UCL Policy Lab


Buy now, pay later: what do manifestos mean for welfare?

14 June 2024

In this opinion essay, Dr Tom O’Grady, Associate Professor of Political Science at UCL and author of The Transformation of British Welfare Policy, explores what the general election manifestos mean for welfare policy.

A drone shot of Milton Keynes

So far this has been a ‘buy now, pay later’ campaign. Both main parties have focused on taxes. Labour have promised not to raise them – the four main ones at least – and the Tories have promised a cut to National Insurance. This leaves both committed to eye-wateringly tight budgets for most Whitehall departments. How this will be achieved has remained largely unclear. The release of party manifestos gives us a chance to look at one very big area of government spending: welfare.

Recently, pressure on the welfare budget has come from both directions. Reforms to working-age benefits have kept a lid on spending but at a considerable cost. Changes like the two-child limit, the rollout of universal credit and below-inflation rises in benefits have been highly regressive, costing the poorest fifth of families 14% of their income since 2010 according to the Resolution Foundation. Sanctioning and conditionality have added to the difficult picture for claimants, pushing many into destitution and often, towards reliance on food banks to eat. Job centres have become benefits policemen with patchy and poor-quality support to get claimants into sustainable employment. On the other hand, generous rises in the state pension and a dramatic increase in claims for disability and incapacity benefits, largely for mental health conditions, have pushed spending up.

Politically, welfare was front and centre for much of the 2010s. As I documented in my recent book on the subject, the decade began with tough rhetoric from both parties and a culture of deriding benefits claimants in the press and on TV. Later, Labour softened its stance considerably as reforms started to hit the poorest. This was reflected in the media and then in public opinion too. I showed in a recent report that this has left the public at its most positive about the benefits system since the early 1990s. This provides an opportune moment for new thinking on how to make the system work better for the poorest in society. Instead, both main parties have provided frustratingly little detail, and little challenge to the status quo.
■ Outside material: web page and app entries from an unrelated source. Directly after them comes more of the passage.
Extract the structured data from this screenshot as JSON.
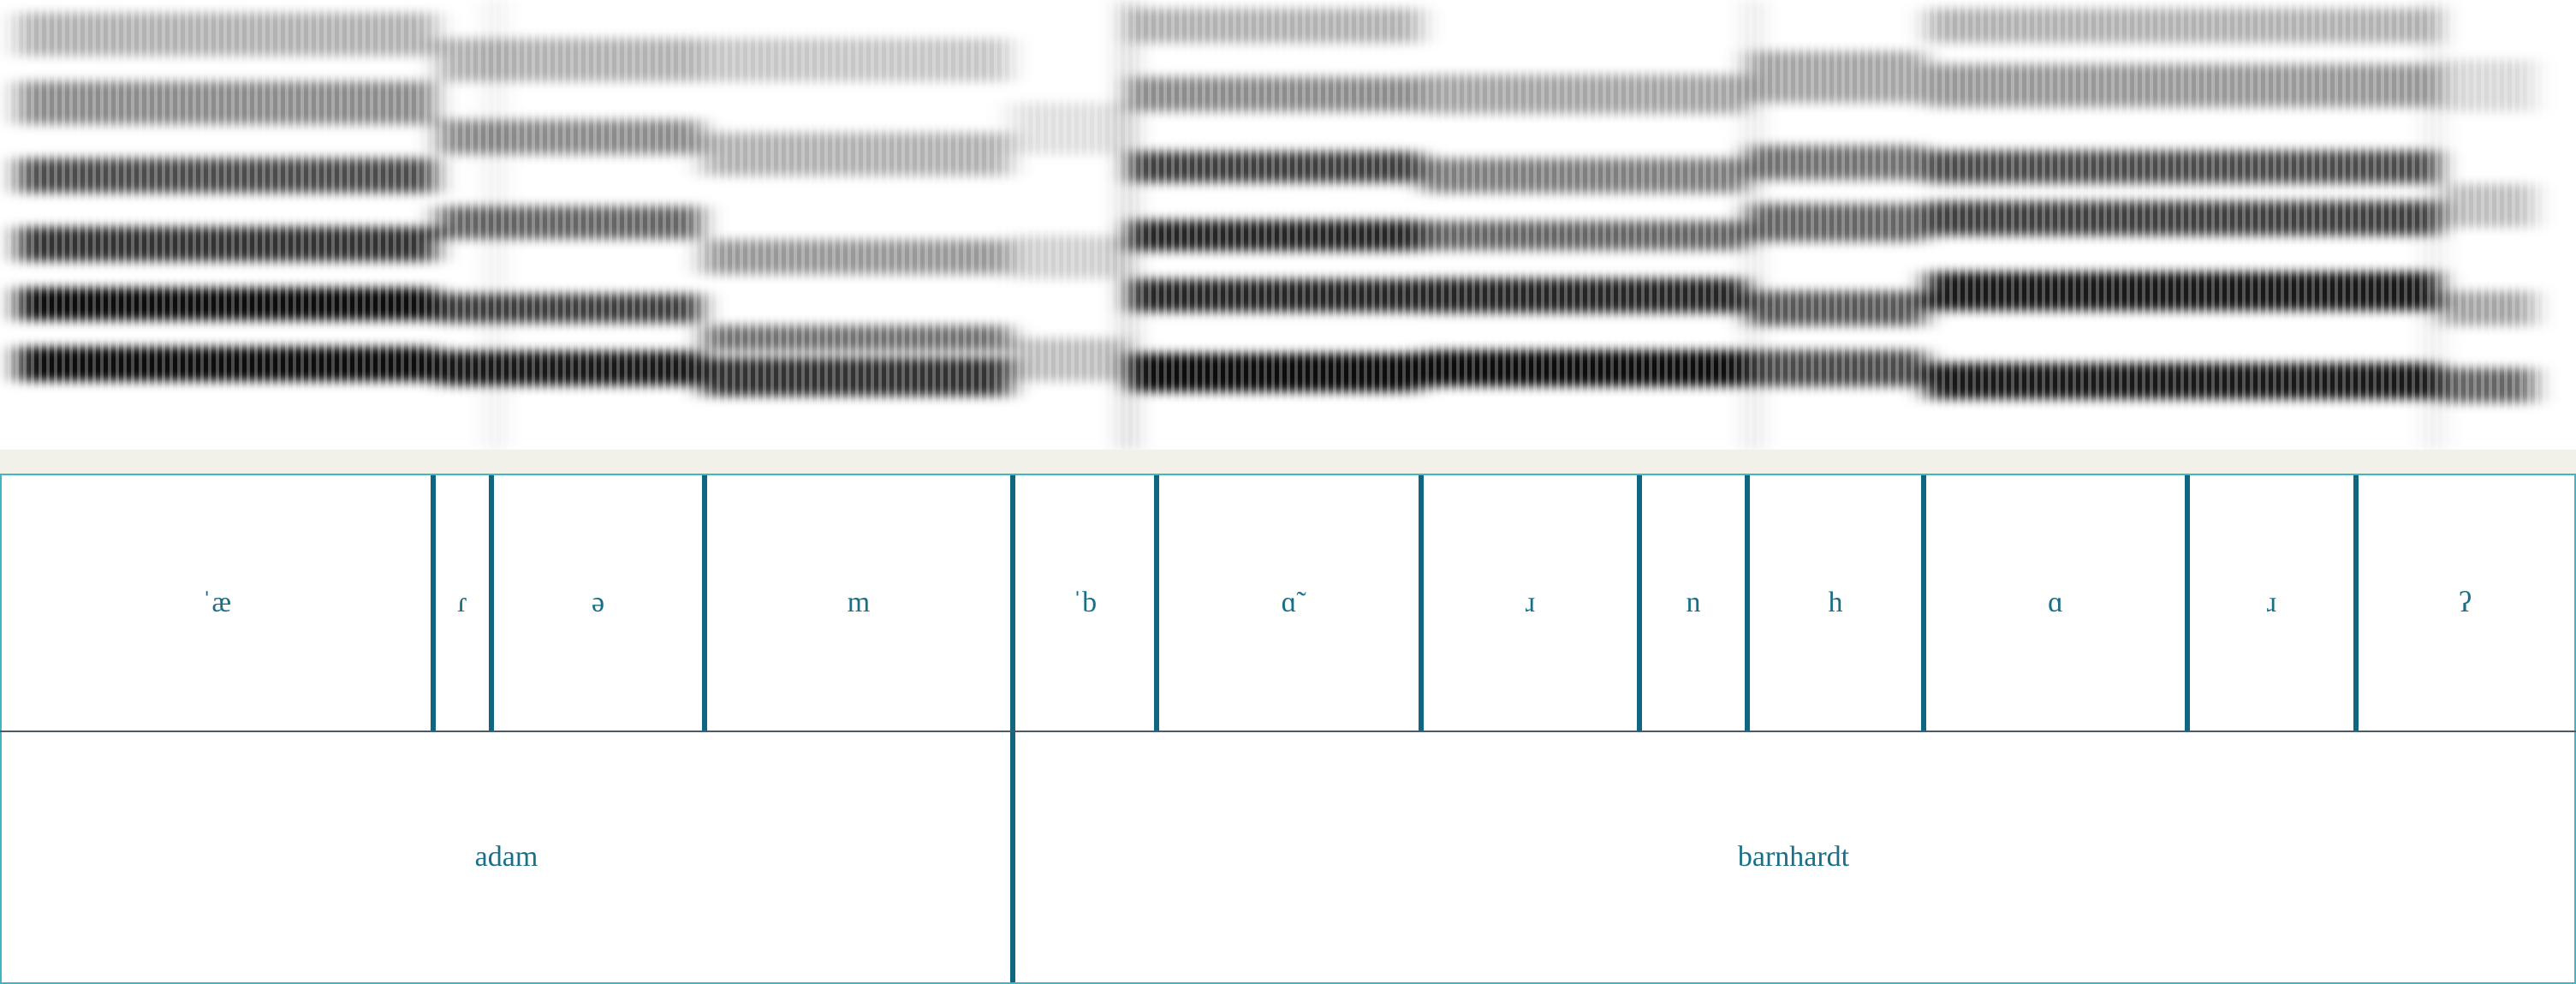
{
  "colors": {
    "label_text": "#1a6f86",
    "boundary": "#0f6680",
    "separator_bg": "#f1f1e9",
    "tier_edge": "#3fb6c8"
  },
  "phone_tier": {
    "intervals": [
      {
        "label": "ˈæ"
      },
      {
        "label": "ɾ"
      },
      {
        "label": "ə"
      },
      {
        "label": "m"
      },
      {
        "label": "ˈb"
      },
      {
        "label": "ɑ̃"
      },
      {
        "label": "ɹ"
      },
      {
        "label": "n"
      },
      {
        "label": "h"
      },
      {
        "label": "ɑ"
      },
      {
        "label": "ɹ"
      },
      {
        "label": "ʔ"
      }
    ]
  },
  "word_tier": {
    "intervals": [
      {
        "label": "adam"
      },
      {
        "label": "barnhardt"
      }
    ]
  }
}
First, the Conservatives. To achieve their headline-grabbing cut to national insurance they have pencilled in further reductions in the working-age benefit bill. They aim to cut £12bn per year by clamping down on access to long-term sickness benefits, chiefly for mental health conditions, together with more tightening of sanctioning and conditionality for the unemployed. Savings of this scale look optimistic at best and wildly unlikely at worst. The evidence base that sanctioning and conditionality lead to long-term employment is very poor, as emphasised by the Joseph Rowntree Foundation. Indeed, it may be partly behind the recent rise in spending on incapacity benefits as people are simply displaced from one benefits pot to another. Past attempts at reforming incapacity benefits have never achieved savings on this scale. Doing so would probably require extensive – and expensive – new spending on mental health services.
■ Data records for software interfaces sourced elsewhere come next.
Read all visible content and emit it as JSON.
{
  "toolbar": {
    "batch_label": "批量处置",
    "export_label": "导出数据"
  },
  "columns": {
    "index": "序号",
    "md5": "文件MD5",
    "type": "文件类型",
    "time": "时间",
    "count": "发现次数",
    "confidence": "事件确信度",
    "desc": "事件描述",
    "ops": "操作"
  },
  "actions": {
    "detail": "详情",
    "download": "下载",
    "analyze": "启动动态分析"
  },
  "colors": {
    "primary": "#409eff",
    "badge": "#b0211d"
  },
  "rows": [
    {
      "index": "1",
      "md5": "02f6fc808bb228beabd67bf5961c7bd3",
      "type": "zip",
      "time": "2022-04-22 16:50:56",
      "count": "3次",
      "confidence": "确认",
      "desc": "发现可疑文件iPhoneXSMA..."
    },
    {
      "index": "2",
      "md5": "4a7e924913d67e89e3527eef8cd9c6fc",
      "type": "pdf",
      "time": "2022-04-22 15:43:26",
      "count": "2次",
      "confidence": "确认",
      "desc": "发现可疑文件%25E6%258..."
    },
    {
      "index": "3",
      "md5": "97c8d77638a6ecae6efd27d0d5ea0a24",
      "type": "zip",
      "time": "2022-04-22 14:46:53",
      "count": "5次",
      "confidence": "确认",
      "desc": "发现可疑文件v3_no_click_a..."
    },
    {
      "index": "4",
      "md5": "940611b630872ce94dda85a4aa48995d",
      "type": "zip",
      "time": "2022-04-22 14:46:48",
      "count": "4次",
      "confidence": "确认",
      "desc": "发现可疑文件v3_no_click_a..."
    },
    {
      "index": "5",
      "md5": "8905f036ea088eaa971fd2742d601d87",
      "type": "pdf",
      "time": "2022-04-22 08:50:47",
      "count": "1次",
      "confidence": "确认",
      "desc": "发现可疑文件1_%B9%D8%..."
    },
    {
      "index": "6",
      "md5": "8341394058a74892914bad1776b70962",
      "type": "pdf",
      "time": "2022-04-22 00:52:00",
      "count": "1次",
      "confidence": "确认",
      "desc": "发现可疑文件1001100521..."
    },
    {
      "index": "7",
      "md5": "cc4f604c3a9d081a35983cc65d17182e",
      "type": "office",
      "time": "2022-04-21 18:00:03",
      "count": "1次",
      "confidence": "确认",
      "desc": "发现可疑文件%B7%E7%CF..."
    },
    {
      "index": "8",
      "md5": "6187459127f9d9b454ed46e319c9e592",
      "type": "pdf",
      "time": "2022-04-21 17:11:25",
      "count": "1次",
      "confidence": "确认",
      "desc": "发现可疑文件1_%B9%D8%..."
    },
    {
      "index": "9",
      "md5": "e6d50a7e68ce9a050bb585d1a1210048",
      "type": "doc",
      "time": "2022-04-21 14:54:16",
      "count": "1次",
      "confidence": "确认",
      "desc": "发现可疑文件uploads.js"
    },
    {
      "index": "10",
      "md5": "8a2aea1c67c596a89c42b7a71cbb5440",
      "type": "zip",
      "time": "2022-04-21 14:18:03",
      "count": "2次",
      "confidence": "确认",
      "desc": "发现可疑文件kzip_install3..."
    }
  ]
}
If the Conservative plans appear unrealistic, Labour’s manifesto is heavy on rhetoric but light on specifics.  There are commitments to ‘review’ universal credit and to ‘reform or replace’ Work Capability Assessments, which disability rights campaigners have condemned as intrusive and unfair. There is also a notable change in mood music with a promise to “end mass dependence on emergency food parcels, which is a moral scar on our society” together with strong commitments to tackle child poverty and improve employment support services. None of this, though, adds up to a coherent programme of change – Labour’s election buzzword. Their manifesto gives the impression of a party that has not made its mind up. We could be in for a fundamental rethink of the system or - perhaps more likely - a Labour government would continue the status quo but soften the system’s hardest edges. I expect an early internal row over the two-child limit on benefits. Reversing it would be a startlingly cheap way to tackle child poverty, bringing 250,000 children out of poverty at a cost of just £1.3bn. Such a commitment features prominently in the Liberal Democrat manifesto but has been explicitly ruled out by Labour, despite its own shadow health secretary saying of the policy "I wish it wasn't there". Discussion of the UK’s rising destitution and reliance on food banks feels strikingly absent from the campaign so far.

Finally, commitments on state pension spending have been much more concrete. Both main parties are fully committed to the ‘triple lock’ which has maintained the real value of state pensions and done much to address pensioner poverty.

So where does this leave us in our ‘buy now, pay later’ election campaign? I would not expect much downward movement in the welfare bill if either main party comes to power. Under any future Labour government, there will be pressure for more radical changes and the political space to implement them. Whether the party will do so is not at all clear so far.

Dr Tom O’Grady is an Associate Professor of Political Science at UCL and author of The Transformation of British Welfare Policy (OUP, 2022)